I'm also aware that a digital camera has a bigger lens than an iPhone (due to the size of the phone). I understand that the next iPhone will be the same thickness (or even thinner) than the iPhone 4 but I'm prepared to have a slightly thicker phone with a better camera!!

I'm aware that the iPhone is essentially a phone first - but with all this talk of iCloud and Photo Streaming etc. I think Apple should invest more in this area (which I'm sure they currently are).

For me personally, taking stunning pictures (and recording awesome HD video) is something I want in the next iPhone (as well as better battery life etc). The thought of not having to carry around a separate digital camera/camcorder is something I'm looking forward to!

I have faith in Apple and I look forward to see what they present to us in the near future. Either way, I'll be first in line when the next iPhone is released!!
post #24 of 28
Quote:
Originally Posted by JCE10 View Post
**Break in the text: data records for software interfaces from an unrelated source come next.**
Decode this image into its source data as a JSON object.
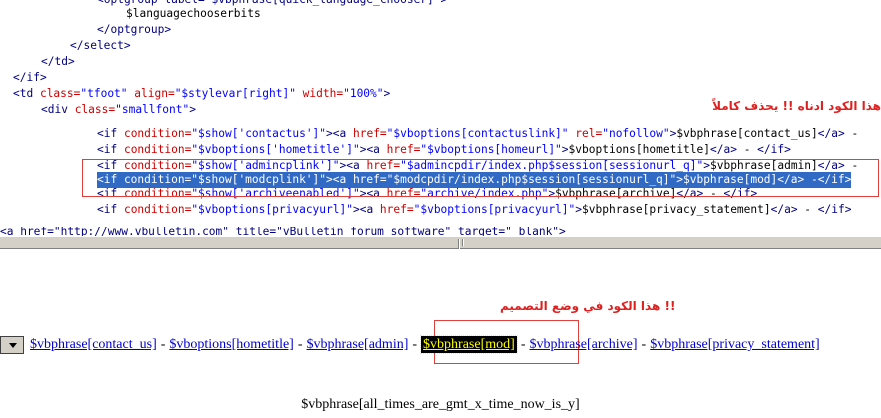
{
  "code_lines": [
    [
      {
        "t": "<optgroup label=\"$vbphrase[quick_language_chooser]\">",
        "c": "tag"
      }
    ],
    [
      {
        "t": "$languagechooserbits",
        "c": "var"
      }
    ],
    [
      {
        "t": "</optgroup>",
        "c": "tag"
      }
    ],
    [
      {
        "t": "</select>",
        "c": "tag"
      }
    ],
    [
      {
        "t": "</td>",
        "c": "tag"
      }
    ],
    [
      {
        "t": "</if>",
        "c": "tag"
      }
    ],
    [
      {
        "t": "<td ",
        "c": "tag"
      },
      {
        "t": "class=",
        "c": "attr"
      },
      {
        "t": "\"tfoot\" ",
        "c": "str"
      },
      {
        "t": "align=",
        "c": "attr"
      },
      {
        "t": "\"$stylevar[right]\" ",
        "c": "str"
      },
      {
        "t": "width=",
        "c": "attr"
      },
      {
        "t": "\"100%\"",
        "c": "str"
      },
      {
        "t": ">",
        "c": "tag"
      }
    ],
    [
      {
        "t": "<div ",
        "c": "tag"
      },
      {
        "t": "class=",
        "c": "attr"
      },
      {
        "t": "\"smallfont\"",
        "c": "str"
      },
      {
        "t": ">",
        "c": "tag"
      }
    ],
    [],
    [
      {
        "t": "<if ",
        "c": "tag"
      },
      {
        "t": "condition=",
        "c": "attr"
      },
      {
        "t": "\"$show['contactus']\"",
        "c": "str"
      },
      {
        "t": "><a ",
        "c": "tag"
      },
      {
        "t": "href=",
        "c": "attr"
      },
      {
        "t": "\"$vboptions[contactuslink]\" ",
        "c": "str"
      },
      {
        "t": "rel=",
        "c": "attr"
      },
      {
        "t": "\"nofollow\"",
        "c": "str"
      },
      {
        "t": ">",
        "c": "tag"
      },
      {
        "t": "$vbphrase[contact_us]",
        "c": "var"
      },
      {
        "t": "</a>",
        "c": "tag"
      },
      {
        "t": " -",
        "c": "var"
      }
    ],
    [
      {
        "t": "<if ",
        "c": "tag"
      },
      {
        "t": "condition=",
        "c": "attr"
      },
      {
        "t": "\"$vboptions['hometitle']\"",
        "c": "str"
      },
      {
        "t": "><a ",
        "c": "tag"
      },
      {
        "t": "href=",
        "c": "attr"
      },
      {
        "t": "\"$vboptions[homeurl]\"",
        "c": "str"
      },
      {
        "t": ">",
        "c": "tag"
      },
      {
        "t": "$vboptions[hometitle]",
        "c": "var"
      },
      {
        "t": "</a>",
        "c": "tag"
      },
      {
        "t": " - ",
        "c": "var"
      },
      {
        "t": "</if>",
        "c": "tag"
      }
    ],
    [
      {
        "t": "<if ",
        "c": "tag"
      },
      {
        "t": "condition=",
        "c": "attr"
      },
      {
        "t": "\"$show['admincplink']\"",
        "c": "str"
      },
      {
        "t": "><a ",
        "c": "tag"
      },
      {
        "t": "href=",
        "c": "attr"
      },
      {
        "t": "\"$admincpdir/index.php$session[sessionurl_q]\"",
        "c": "str"
      },
      {
        "t": ">",
        "c": "tag"
      },
      {
        "t": "$vbphrase[admin]",
        "c": "var"
      },
      {
        "t": "</a>",
        "c": "tag"
      },
      {
        "t": " -",
        "c": "var"
      }
    ],
    [
      {
        "t": "<if condition=\"$show['modcplink']\"><a href=\"$modcpdir/index.php$session[sessionurl_q]\">$vbphrase[mod]</a> -</if>",
        "c": "var"
      }
    ],
    [
      {
        "t": "<if ",
        "c": "tag"
      },
      {
        "t": "condition=",
        "c": "attr"
      },
      {
        "t": "\"$show['archiveenabled']\"",
        "c": "str"
      },
      {
        "t": "><a ",
        "c": "tag"
      },
      {
        "t": "href=",
        "c": "attr"
      },
      {
        "t": "\"archive/index.php\"",
        "c": "str"
      },
      {
        "t": ">",
        "c": "tag"
      },
      {
        "t": "$vbphrase[archive]",
        "c": "var"
      },
      {
        "t": "</a>",
        "c": "tag"
      },
      {
        "t": " - ",
        "c": "var"
      },
      {
        "t": "</if>",
        "c": "tag"
      }
    ],
    [
      {
        "t": "<if ",
        "c": "tag"
      },
      {
        "t": "condition=",
        "c": "attr"
      },
      {
        "t": "\"$vboptions[privacyurl]\"",
        "c": "str"
      },
      {
        "t": "><a ",
        "c": "tag"
      },
      {
        "t": "href=",
        "c": "attr"
      },
      {
        "t": "\"$vboptions[privacyurl]\"",
        "c": "str"
      },
      {
        "t": ">",
        "c": "tag"
      },
      {
        "t": "$vbphrase[privacy_statement]",
        "c": "var"
      },
      {
        "t": "</a>",
        "c": "tag"
      },
      {
        "t": " - ",
        "c": "var"
      },
      {
        "t": "</if>",
        "c": "tag"
      }
    ]
  ],
  "code_cut_line": "<a href=\"http://www.vbulletin.com\" title=\"vBulletin forum software\" target=\"_blank\">",
  "note_code": "هذا الكود ادناه !! يحذف كاملاً",
  "note_design": "!! هذا الكود في وضع التصميم",
  "design_links": {
    "contact_us": "$vbphrase[contact_us]",
    "hometitle": "$vboptions[hometitle]",
    "admin": "$vbphrase[admin]",
    "mod": "$vbphrase[mod]",
    "archive": "$vbphrase[archive]",
    "privacy": "$vbphrase[privacy_statement]",
    "separator": "-"
  },
  "footer_time": "$vbphrase[all_times_are_gmt_x_time_now_is_y]",
  "colors": {
    "tag": "#000080",
    "attr": "#cc0000",
    "str": "#0000ff",
    "selection": "#316ac5",
    "annotation": "#e02020",
    "link": "#0000cc",
    "highlight_bg": "#000000",
    "highlight_fg": "#ffff00"
  }
}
Those are no excuse for having such noisy and fuzzy still image shots, with still shots being a fundamental feature of iPad 2.

Where in the world are you getting the notion that still shots are a "fundamental feature"?

For example, at http://www.apple.com/ipad/
the splash page page touts "Thinner, lighter, faster, facetime, smart covers, 10 hour battery"

I would submit these are the "fundamental features" as they are the ones apple chooses to tout. Notably absent is "still shots"

Really, the only mention of still shots is "snapshots" and the photo-booth application, i.e. silly shots that no one gives a rats ass about the quality of, because the quality of the pictures is not the point.

Apple certainly realizes precious few still pictures are ever going to be taken with that camera. iPads have lower profit margins than most apple products, and certainly, as long as it produces good facetime chats, not caring all that much about the still shot quality is certainly a defensible design choice.
A good brain ain't diddly if you don't have the facts
Reply
A good brain ain't diddly if you don't have the facts
Reply
post #25 of 28
People really do get hung up on Megapixels and believe that is the sole parameter for good pictures. However, lens quality has a bigger impact on digital picture quality than the amount of megapixels. Even 12 MP cameras can create lousy pictures due to lousy optics.
post #26 of 28
Quote:
Originally Posted by JCE10 View Post

Those are no excuse for having such noisy and fuzzy still image shots, with still shots being a fundamental feature of iPad 2.

Doesn't matter now. With Photo Stream just use your iPhone to shoot and iPad to edit. I know there's a minority who love to shoot picture on a clunky form like iPad but Apple can't please everyone. (for a record, I wouldn't even thinking about shooting pictures with iPad)

Off topic: it's interesting to see many people use their iPad2 to facetime, rather than shooting video, when Steve Jobs on stage at WWDC.
post #27 of 28
My 5MP in iPhone 4 is quite alright for pictures.

As I've said before though, shutter speed is always too slow in average outdoor and indoor lighting, so I have to take a few pictures to get one without blur/shake.

As for the flash, fairly unusable for typical restaurant/club pictures because of haziness, and/or red-eye/yellow-eye issues.

Most of the acceptable shots I get indoor, especially in a club, is from just rapid-shooting without a flash, and choosing pictures which are illuminated by other flash bulbs from other cameras. Portraiture (ie. taking pictures of friends etc.) with the iPhone 4 flash is not usually that great.

FWIW 720p HD is nice, with or without the flash. Though having the flash on all the time while videoing in a club is too bright, and not very polite when shooting the DJ.
post #28 of 28
Quote:
Originally Posted by matrix07 View Post

Off topic: it's interesting to see many people use their iPad2 to facetime, rather than shooting video, when Steve Jobs on stage at WWDC.

Because the iPad2 video quality is absolutely horrible, and indeed the form factor as many might suspect is not conducive to any kind of serious work except for propping it up and doing podcasts/ product demos (even then the video quality is too poor even for YouTube).
New Posts  All Forums:Forum Nav:
  Return Home
  Back to Forum: iPhone
AppleInsider › Forums › Mobile › iPhone › Source: Apple drastically reduces orders for iPhone 4 camera flash